My first observation was a pair of robins who returned in the spring to make a nest right outside the window next to my writing desk. I watched as they collected nest material, did a territorial singing around the lawns they claimed as their territory and hung out together like teenagers on a park bench. Along about the middle of June there was some excitement near the nest. Bird screaming tore my attention away from the computer after competing with my concentration for long minutes. I went to the window to see the cause. The nest tree was moving even though there was no breeze. Through the thick foliage I got a glimpse of a gray leg and paw I knew belonged to a raccoon. The birds where diving the tree trying to repel this thief in action. The struggle was joined by two scrub jays drawn in by the excitement. I am not sure the scrub jays had the robin family welfare in mind, but they jumped in on the aerial attack of the bandit. In the end, the small masked animal prevailed and the robin eggs were lunch.
The robins moved after that. All summer we had no robins in the neighborhood. What we did have was two raccoon families who had multiple offspring. One mother brought three little coons out and taught them which houses leave out cat food and water. As cute as they are, I lay the proliferation of bugs in the area to the absence of songbirds.
Now, if we had a coyote in our neighborhood, the balance of life would be different. The skunks, possums, squirrels and raccoons would have a predator. So would the domestic animals that were dropped off here in the middle of the night by city folks who made a pet mistake. The pets that matter to people around here are not left out at night and watched by all of us who live here. The others fend for themselves on the welfare that feeling people in the neighborhood extend to them. But the balance of nature is off here, both as a result of outdoor feral cats and medium size wild animals. The birds don’t raise a family where they are unsafe.
This phenomenon is common in neighborhoods and in parks and wild places in the United States. We have removed the predators from many of our landscapes leaving the non-threatening animals, i.e. e. deer, raccoons, squirrels, and skunks to make a living altering the populations of birds, plants, streams and trees without sanctions. The population of deer in towns can be huge, leaving the animals no choice but to eat vegetation they are not used to and living lives on streets with yards divided so that they have no place to run. Without running in their lives, deer become susceptible to disease, carry ticks and trample shorelines of lakes and creeks.

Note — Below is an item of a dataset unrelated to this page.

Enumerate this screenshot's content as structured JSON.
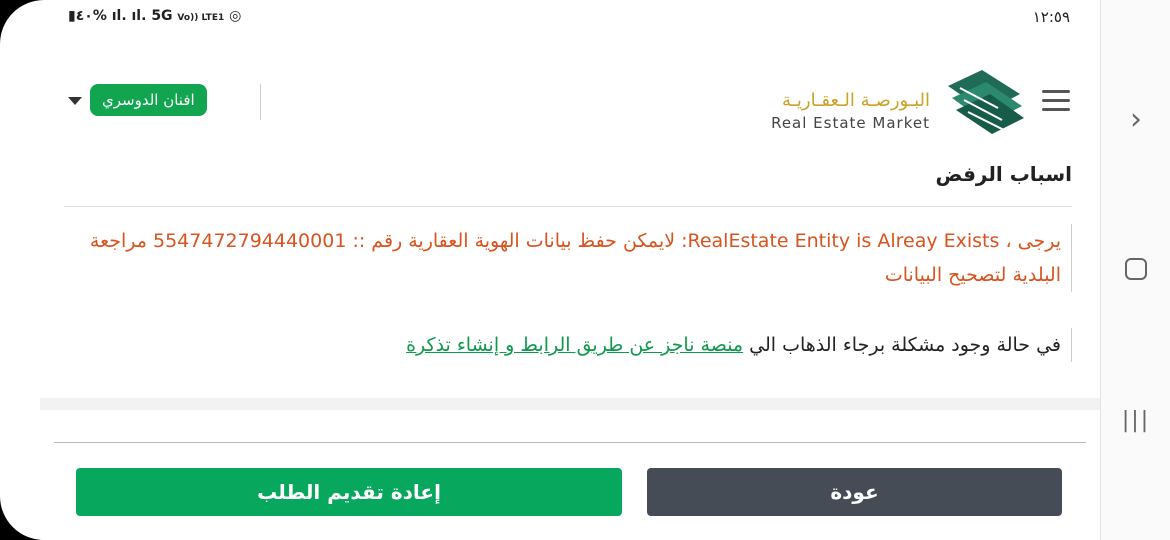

The scientific term for this is trophic cascade. There are many reasons why we need coyotes, cougars, wolves and bears and why we even need them in “town.” I could write a book about what I have learned about them and how to live with predators. I think I will go do that right now.
Causes Linda Hunter Supports